┌──

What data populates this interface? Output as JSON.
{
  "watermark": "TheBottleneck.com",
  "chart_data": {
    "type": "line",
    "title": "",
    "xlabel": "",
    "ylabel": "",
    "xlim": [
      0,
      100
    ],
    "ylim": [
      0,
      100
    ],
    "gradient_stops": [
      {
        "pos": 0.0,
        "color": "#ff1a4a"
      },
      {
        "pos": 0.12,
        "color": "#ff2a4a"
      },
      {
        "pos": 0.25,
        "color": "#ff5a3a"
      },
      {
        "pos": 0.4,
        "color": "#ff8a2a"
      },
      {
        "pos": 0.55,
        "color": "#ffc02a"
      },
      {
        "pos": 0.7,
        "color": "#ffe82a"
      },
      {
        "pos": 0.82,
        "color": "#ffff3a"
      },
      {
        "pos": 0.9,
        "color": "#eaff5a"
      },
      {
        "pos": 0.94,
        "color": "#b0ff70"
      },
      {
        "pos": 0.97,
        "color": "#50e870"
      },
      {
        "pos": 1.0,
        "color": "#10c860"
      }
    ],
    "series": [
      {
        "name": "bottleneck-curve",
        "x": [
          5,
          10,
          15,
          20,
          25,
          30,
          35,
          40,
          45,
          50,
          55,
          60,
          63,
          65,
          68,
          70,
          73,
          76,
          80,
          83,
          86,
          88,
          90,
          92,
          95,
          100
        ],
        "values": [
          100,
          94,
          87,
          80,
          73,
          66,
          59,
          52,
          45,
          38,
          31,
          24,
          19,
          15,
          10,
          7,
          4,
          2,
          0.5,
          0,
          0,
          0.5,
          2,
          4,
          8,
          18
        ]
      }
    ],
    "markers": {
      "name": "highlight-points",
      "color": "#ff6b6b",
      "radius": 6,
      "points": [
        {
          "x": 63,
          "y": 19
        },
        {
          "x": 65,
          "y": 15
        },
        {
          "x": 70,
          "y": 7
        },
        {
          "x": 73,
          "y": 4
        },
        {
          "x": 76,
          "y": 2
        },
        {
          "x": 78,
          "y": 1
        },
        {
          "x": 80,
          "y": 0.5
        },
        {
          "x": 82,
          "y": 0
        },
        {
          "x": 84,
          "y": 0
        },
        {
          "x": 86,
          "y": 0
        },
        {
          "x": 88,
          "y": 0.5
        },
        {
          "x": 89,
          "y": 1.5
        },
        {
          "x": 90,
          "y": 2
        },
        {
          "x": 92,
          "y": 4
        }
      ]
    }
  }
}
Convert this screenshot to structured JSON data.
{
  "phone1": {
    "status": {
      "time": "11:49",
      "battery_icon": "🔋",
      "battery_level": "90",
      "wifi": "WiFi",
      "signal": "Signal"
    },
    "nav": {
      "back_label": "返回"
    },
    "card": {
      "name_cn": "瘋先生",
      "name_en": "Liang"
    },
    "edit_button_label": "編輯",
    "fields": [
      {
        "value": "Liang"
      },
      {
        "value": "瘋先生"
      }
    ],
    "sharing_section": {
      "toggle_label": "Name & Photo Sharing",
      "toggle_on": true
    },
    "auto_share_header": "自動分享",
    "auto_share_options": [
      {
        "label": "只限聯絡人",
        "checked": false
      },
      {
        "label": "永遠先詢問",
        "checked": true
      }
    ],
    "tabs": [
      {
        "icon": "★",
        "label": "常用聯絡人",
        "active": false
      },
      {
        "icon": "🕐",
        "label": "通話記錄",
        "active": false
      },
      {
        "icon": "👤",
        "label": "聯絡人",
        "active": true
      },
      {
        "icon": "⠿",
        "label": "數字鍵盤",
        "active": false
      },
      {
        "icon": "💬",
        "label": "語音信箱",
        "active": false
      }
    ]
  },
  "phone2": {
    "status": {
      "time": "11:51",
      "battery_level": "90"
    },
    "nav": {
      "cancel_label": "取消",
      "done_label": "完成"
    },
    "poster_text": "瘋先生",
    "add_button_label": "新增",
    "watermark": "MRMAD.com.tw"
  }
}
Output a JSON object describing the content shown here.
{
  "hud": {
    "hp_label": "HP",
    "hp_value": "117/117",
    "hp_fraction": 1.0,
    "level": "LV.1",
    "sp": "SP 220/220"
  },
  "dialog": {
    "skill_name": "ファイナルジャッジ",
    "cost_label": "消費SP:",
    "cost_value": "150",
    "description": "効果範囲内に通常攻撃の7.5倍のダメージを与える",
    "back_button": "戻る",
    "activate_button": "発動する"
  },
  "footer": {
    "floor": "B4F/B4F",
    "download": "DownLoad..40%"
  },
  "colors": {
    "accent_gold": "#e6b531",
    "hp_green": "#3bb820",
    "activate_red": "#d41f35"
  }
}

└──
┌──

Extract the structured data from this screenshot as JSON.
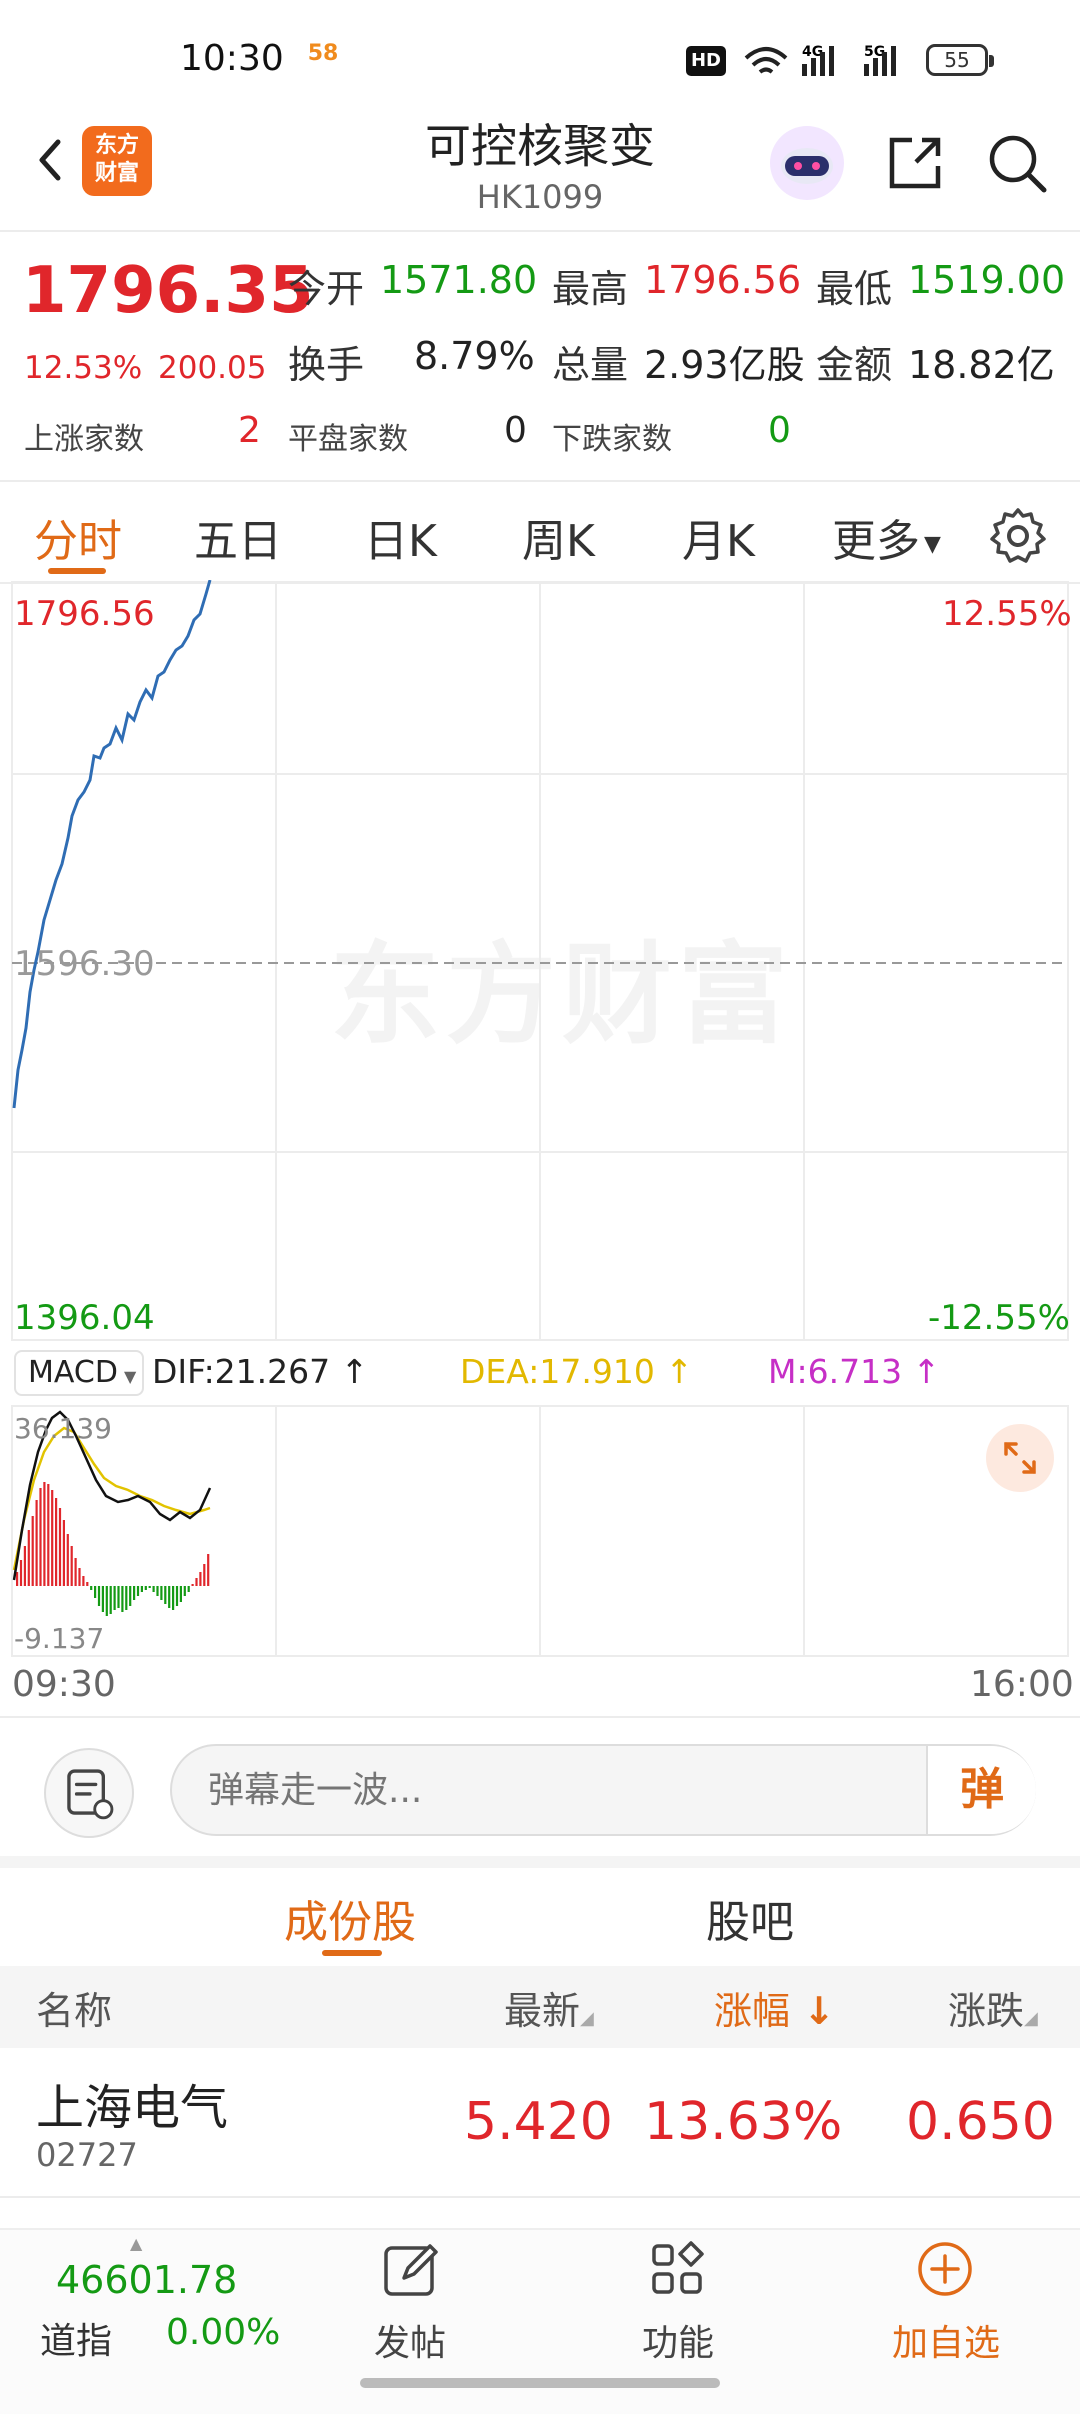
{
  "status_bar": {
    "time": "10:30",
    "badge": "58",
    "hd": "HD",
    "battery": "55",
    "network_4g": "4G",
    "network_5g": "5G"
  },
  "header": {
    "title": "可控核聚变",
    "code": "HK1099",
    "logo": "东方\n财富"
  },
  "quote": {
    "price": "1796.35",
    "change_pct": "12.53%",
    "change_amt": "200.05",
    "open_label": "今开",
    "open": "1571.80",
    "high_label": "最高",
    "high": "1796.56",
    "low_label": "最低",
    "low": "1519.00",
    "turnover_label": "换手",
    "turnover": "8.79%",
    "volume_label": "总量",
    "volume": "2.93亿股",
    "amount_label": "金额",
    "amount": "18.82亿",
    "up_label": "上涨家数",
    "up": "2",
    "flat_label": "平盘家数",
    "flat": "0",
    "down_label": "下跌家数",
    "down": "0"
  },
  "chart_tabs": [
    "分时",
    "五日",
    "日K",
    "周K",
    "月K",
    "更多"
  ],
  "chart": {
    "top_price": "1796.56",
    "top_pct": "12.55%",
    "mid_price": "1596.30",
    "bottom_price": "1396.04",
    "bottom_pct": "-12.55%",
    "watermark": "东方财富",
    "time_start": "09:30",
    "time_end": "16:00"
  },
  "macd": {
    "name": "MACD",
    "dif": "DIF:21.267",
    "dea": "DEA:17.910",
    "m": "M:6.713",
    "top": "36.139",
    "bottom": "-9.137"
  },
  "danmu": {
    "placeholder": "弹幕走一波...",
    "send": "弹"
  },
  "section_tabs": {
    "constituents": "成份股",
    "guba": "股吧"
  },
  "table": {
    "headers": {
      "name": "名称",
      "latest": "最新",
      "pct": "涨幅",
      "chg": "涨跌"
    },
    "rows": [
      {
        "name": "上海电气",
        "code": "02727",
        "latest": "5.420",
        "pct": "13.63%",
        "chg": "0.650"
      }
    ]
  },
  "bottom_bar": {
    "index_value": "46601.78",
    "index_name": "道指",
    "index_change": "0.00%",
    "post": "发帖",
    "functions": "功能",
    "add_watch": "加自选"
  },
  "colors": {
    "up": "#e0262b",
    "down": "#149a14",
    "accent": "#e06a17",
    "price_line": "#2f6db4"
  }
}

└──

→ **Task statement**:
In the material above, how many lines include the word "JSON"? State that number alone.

→ **Answer**:
4